A more casual reader looking for a light ‘beach book’ might have found a bit more enjoyment in this novel than I did. Not a bad read, but not a great one either. For Dave, it rides about middle of the pack.

2 people found this helpful

  • Overall
    4 out of 5 stars

ok story terrible narration

constantly he said, she said. very annoying. no different voices to identify characters. took away from the story which wasn't bad.

2 people found this helpful

  • Overall
    3 out of 5 stars
  • Performance
    3 out of 5 stars
  • Story
    3 out of 5 stars

First book reimagined

the book was similar in ways to her other book. the narrator's pronunciation of T's and D's was too pronounced and was annoying. the characters were silly at times but not in a fun way.

1 person found this helpful

  • Overall
    2 out of 5 stars
  • Performance
    4 out of 5 stars
  • Story
    2 out of 5 stars

Boring.

I just got to part 3 and I’m just bored.
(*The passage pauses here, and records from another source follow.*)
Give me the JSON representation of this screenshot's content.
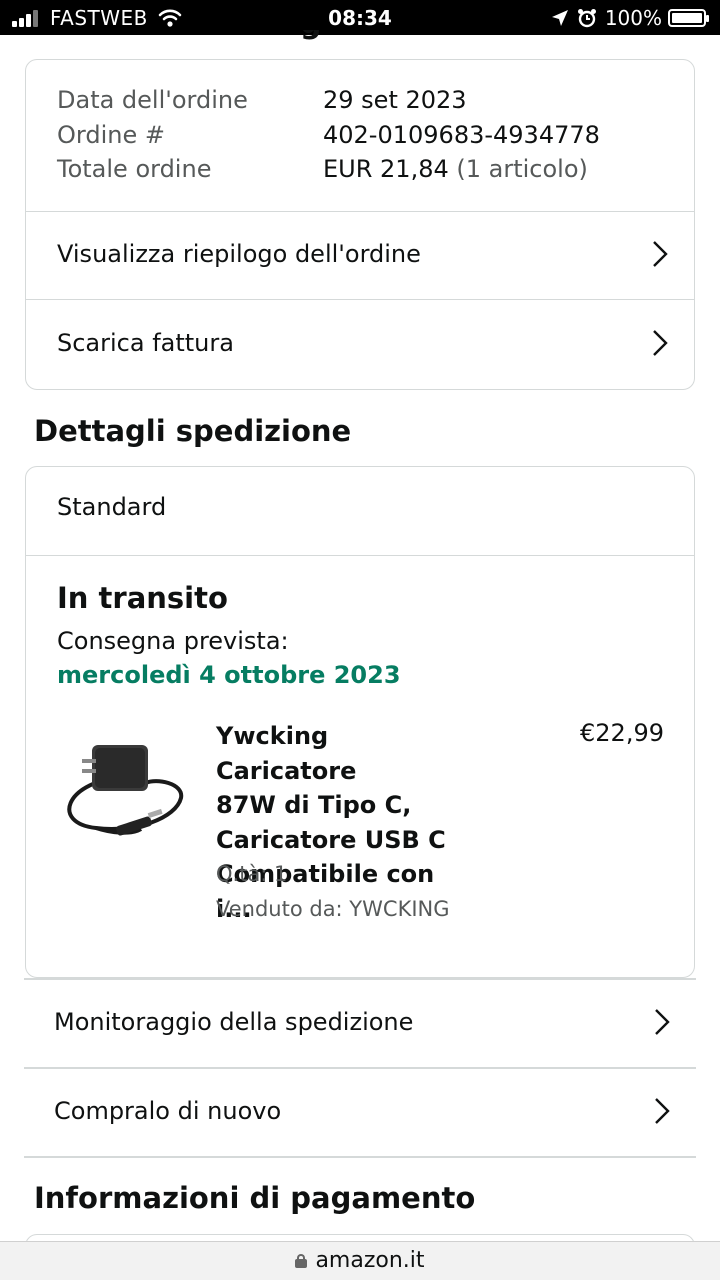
{
  "status_bar": {
    "carrier": "FASTWEB",
    "time": "08:34",
    "battery": "100%"
  },
  "order": {
    "date_label": "Data dell'ordine",
    "date_value": "29 set 2023",
    "number_label": "Ordine #",
    "number_value": "402-0109683-4934778",
    "total_label": "Totale ordine",
    "total_value": "EUR 21,84",
    "total_items": "(1 articolo)",
    "summary_link": "Visualizza riepilogo dell'ordine",
    "invoice_link": "Scarica fattura"
  },
  "shipping": {
    "section_title": "Dettagli spedizione",
    "method": "Standard",
    "status": "In transito",
    "expected_label": "Consegna prevista:",
    "expected_date": "mercoledì 4 ottobre 2023",
    "status_color": "#067d62",
    "product": {
      "title_lines": [
        "Ywcking Caricatore",
        "87W di Tipo C,",
        "Caricatore USB C",
        "Compatibile con i..."
      ],
      "price": "€22,99",
      "qty": "Q.tà: 1",
      "seller": "Venduto da: YWCKING",
      "image_icon": "laptop-charger-image"
    },
    "track_link": "Monitoraggio della spedizione",
    "buy_again_link": "Compralo di nuovo"
  },
  "payment": {
    "section_title": "Informazioni di pagamento"
  },
  "browser": {
    "url": "amazon.it"
  }
}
I keep waiting for something interesting to happen, some kind of major drama bomb to go off and it just keeps dragging on. The title makes you think the this first husband will have a huge secret or turn out to be a completely different person with a secret life or something interesting and so far, nothing. It’s just kind of boring.
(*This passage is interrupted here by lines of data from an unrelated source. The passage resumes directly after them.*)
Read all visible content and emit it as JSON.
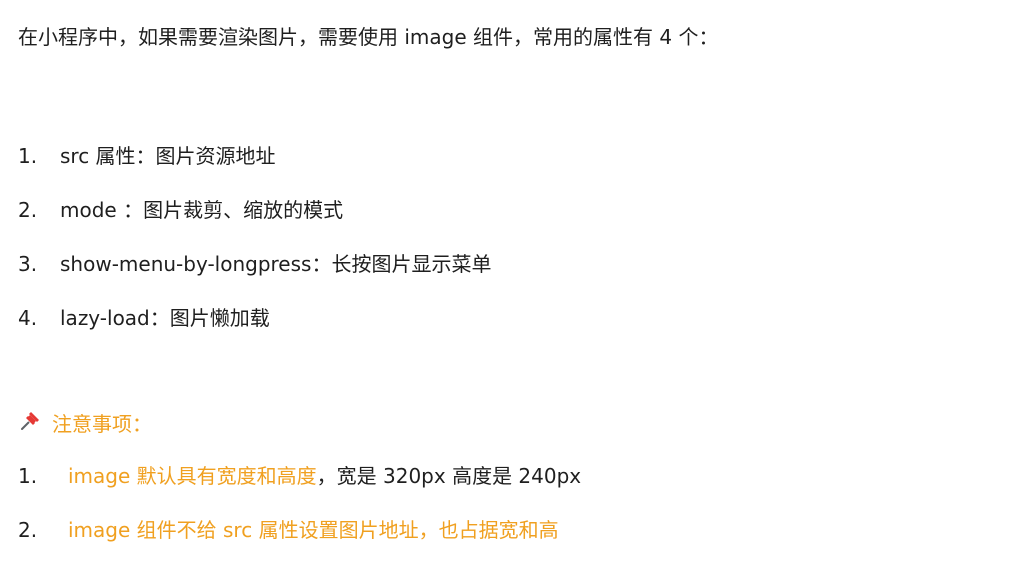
{
  "intro": "在小程序中，如果需要渲染图片，需要使用 image 组件，常用的属性有 4 个：",
  "list": [
    {
      "num": "1.",
      "text": "src 属性：图片资源地址"
    },
    {
      "num": "2.",
      "text": "mode ：图片裁剪、缩放的模式"
    },
    {
      "num": "3.",
      "text": "show-menu-by-longpress：长按图片显示菜单"
    },
    {
      "num": "4.",
      "text": "lazy-load：图片懒加载"
    }
  ],
  "notes_title": "注意事项：",
  "notes": [
    {
      "num": "1.",
      "highlight": "image 默认具有宽度和高度",
      "text": "，宽是 320px 高度是 240px"
    },
    {
      "num": "2.",
      "highlight": "image 组件不给 src 属性设置图片地址，也占据宽和高",
      "text": ""
    }
  ],
  "colors": {
    "text": "#1f1f1f",
    "highlight": "#f0a020",
    "pin": "#e53935"
  },
  "icons": {
    "pin": "pushpin-icon"
  }
}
1 person found this helpful

  • Overall
    3 out of 5 stars
  • Performance
    1 out of 5 stars
  • Story
    3 out of 5 stars
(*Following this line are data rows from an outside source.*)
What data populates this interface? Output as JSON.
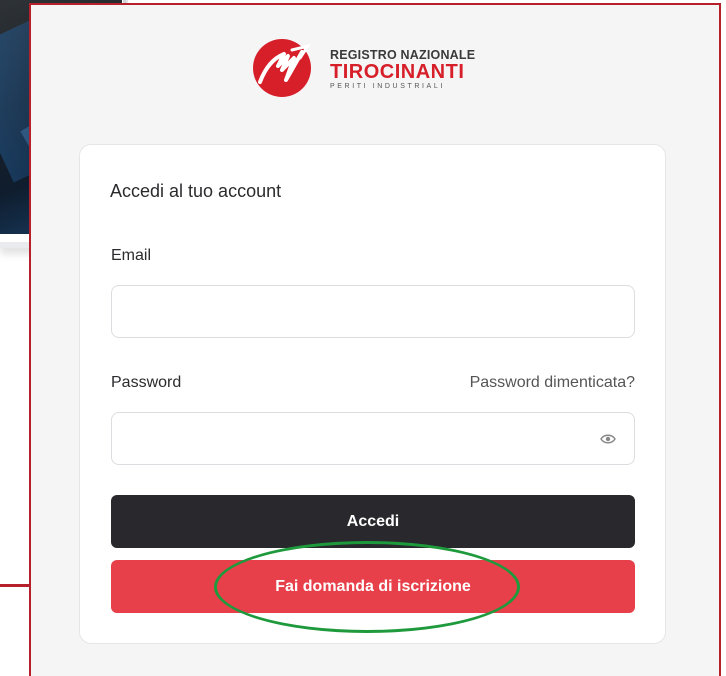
{
  "logo": {
    "line1": "REGISTRO NAZIONALE",
    "line2": "TIROCINANTI",
    "line3": "PERITI INDUSTRIALI"
  },
  "login": {
    "title": "Accedi al tuo account",
    "email_label": "Email",
    "email_value": "",
    "password_label": "Password",
    "password_value": "",
    "forgot_link": "Password dimenticata?",
    "submit_label": "Accedi",
    "apply_label": "Fai domanda di iscrizione"
  },
  "icons": {
    "password_toggle": "eye-icon"
  },
  "colors": {
    "brand_red": "#d71f2a",
    "apply_button": "#e8404a",
    "submit_button": "#28282d",
    "annotation_border": "#b5202a",
    "annotation_ellipse": "#1e9a3c"
  }
}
Reader’s voice was terrible

The story was not that great, especially compared to Laura Dave’s recent book. The reader sounded like Amazon’s Alexa! Her voice annoyed me and made the story hard to take.

  • Overall
    3 out of 5 stars
  • Performance
    1 out of 5 stars
  • Story
    3 out of 5 stars

Ok story, terrible narration

The story was only ok. I loved Dave’s 800 Grapes & The Last Thing He Told Me, so I kept going and expecting the story to get better, but it was overall very bland.

  • Overall
    4 out of 5 stars
  • Performance
    3 out of 5 stars
  • Story
    4 out of 5 stars

Good story. Irritating narration.

I love Laura Dave books. This was not my favorite, but was still enjoyable. However I almost put it down several times because of the performance. The voice of the narrator was difficult for me to listen to. Unfortunately it took away from the book.

  • Overall
    4 out of 5 stars
  • Performance
    1 out of 5 stars
  • Story
    3 out of 5 stars

The narration ruins it

How did she get this job? The writing is good. The reading is stilted and she over pronounces her Ts and Ds. Almost gave up multiple times due to the reading. Be forewarned.